We believe the amendment is precisely the kind of discriminatory legislation which could cause the private sector to walk away from the PFI, and, far from enabling deals to reach financial close, would—in the way suggested by the noble Earl—precisely reawaken the doubts which have been so unfortunate and so problematic in the past. I do not believe that we should doubt the Government's commitment to the private finance initiative. We take the view that it has great potential in the NHS; it is one model of public/private partnership that we want to develop. We will look at other models. We are currently reviewing the possibilities. The noble Earl was right to draw attention to the fact that my honourable friend in another place is at the moment prioritising strategies for schemes in the way that we discussed earlier today.

For many years, as we all know, so many of these projects have languished in the queue for Exchequer capital, and those which tried to progress through PFI found themselves gridlocked, for reasons that we all understand. When we discussed these matters at Second Reading, the noble Baroness, Lady Robson, whose name is on the amendment, argued for limiting the Bill's duration on the grounds that there was some uncertainty about the accountability of those providing services under a PFI contract. That was not a point raised by the noble Lord today. But, as the noble Baroness was concerned about it, perhaps I can provide reassurance on that point.

We believe that the Bill enhances the accountability process which already exists. PFI schemes, as the Committee will know, have always been subject to Department of Health and Treasury approval. Once the Bill is enacted, schemes must also be certified as EFDA (externally financed development agreements) by a senior civil servant, thereby introducing another level of control into the process.

Trust chief executives are, as the Committee knows, formally accountable to Parliament through the NHS Chief Executive for the performance of their trusts. The responsibility for ensuring the integrity and efficiency of the trust's performance rests unambiguously with the trust board. We feel that those are very clear lines of accountability. We know who is in charge and we will know who is managing the contracts.

That is an extremely effective way of focusing the consortium's attention on the overall service provided, in the way in which the noble Baroness sought reassurance. I am sure that Members of the Committee will agree that it is accountability of the most direct kind, which we do not feel will be improved by limiting the duration of the PFI Bill or within the terms of the amendment to which the noble Lord spoke. I believe that the accountability of the trusts for their PFI schemes is very clear. I hope very much that the noble Lord will pass on those assurances to his noble friend and will not seek to press the amendment.

5 p.m.

Lord Ezra

I should like in particular to thank the noble Earl for his intervention, which I considered very important. I also congratulate him on his new Front Bench responsibilities. I listened with care to the Minister's remarks and in the light of the assurances that she gave to me to pass on to my noble friend, I beg leave to withdraw the amendment.

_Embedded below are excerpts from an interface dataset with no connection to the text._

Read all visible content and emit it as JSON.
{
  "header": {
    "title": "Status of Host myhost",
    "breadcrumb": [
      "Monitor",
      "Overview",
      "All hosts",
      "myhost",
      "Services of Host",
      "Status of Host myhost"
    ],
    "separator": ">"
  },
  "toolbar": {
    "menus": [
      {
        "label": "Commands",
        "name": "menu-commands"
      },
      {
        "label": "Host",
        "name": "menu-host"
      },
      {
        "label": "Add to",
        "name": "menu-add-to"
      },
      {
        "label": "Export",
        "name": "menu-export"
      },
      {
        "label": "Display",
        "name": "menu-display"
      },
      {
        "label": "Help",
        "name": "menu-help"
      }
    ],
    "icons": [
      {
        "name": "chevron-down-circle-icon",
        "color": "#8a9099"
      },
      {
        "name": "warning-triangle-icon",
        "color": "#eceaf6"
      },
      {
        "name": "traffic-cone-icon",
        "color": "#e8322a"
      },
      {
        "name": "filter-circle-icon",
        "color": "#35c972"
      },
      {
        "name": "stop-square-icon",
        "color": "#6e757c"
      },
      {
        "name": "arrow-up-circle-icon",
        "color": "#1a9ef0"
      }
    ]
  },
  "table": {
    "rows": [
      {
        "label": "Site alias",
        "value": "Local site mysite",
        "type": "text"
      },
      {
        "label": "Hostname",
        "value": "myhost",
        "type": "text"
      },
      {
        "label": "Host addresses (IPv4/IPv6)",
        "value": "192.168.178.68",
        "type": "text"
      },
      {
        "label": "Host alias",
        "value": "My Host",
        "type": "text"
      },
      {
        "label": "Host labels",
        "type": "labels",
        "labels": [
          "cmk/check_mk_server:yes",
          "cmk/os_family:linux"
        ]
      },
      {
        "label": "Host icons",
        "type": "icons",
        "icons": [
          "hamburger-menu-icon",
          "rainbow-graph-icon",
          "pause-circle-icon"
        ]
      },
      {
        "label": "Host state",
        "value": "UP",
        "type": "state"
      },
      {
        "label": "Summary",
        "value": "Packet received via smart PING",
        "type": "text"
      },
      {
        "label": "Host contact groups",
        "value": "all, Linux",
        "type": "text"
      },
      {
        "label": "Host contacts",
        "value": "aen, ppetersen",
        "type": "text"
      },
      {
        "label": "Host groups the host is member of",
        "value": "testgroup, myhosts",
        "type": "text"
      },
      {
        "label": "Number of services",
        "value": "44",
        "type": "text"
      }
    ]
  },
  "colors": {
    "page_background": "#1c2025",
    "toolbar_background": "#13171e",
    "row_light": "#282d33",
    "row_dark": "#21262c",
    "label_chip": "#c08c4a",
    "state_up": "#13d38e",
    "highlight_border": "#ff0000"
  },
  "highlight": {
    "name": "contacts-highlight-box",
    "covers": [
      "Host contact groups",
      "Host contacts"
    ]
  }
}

Amendment, by leave, withdrawn.

Clause 3 [Short title and extent]:

[Amendment No. 10 not moved.]

Clause 3 agreed to.

House resumed: Bill reported without amendment.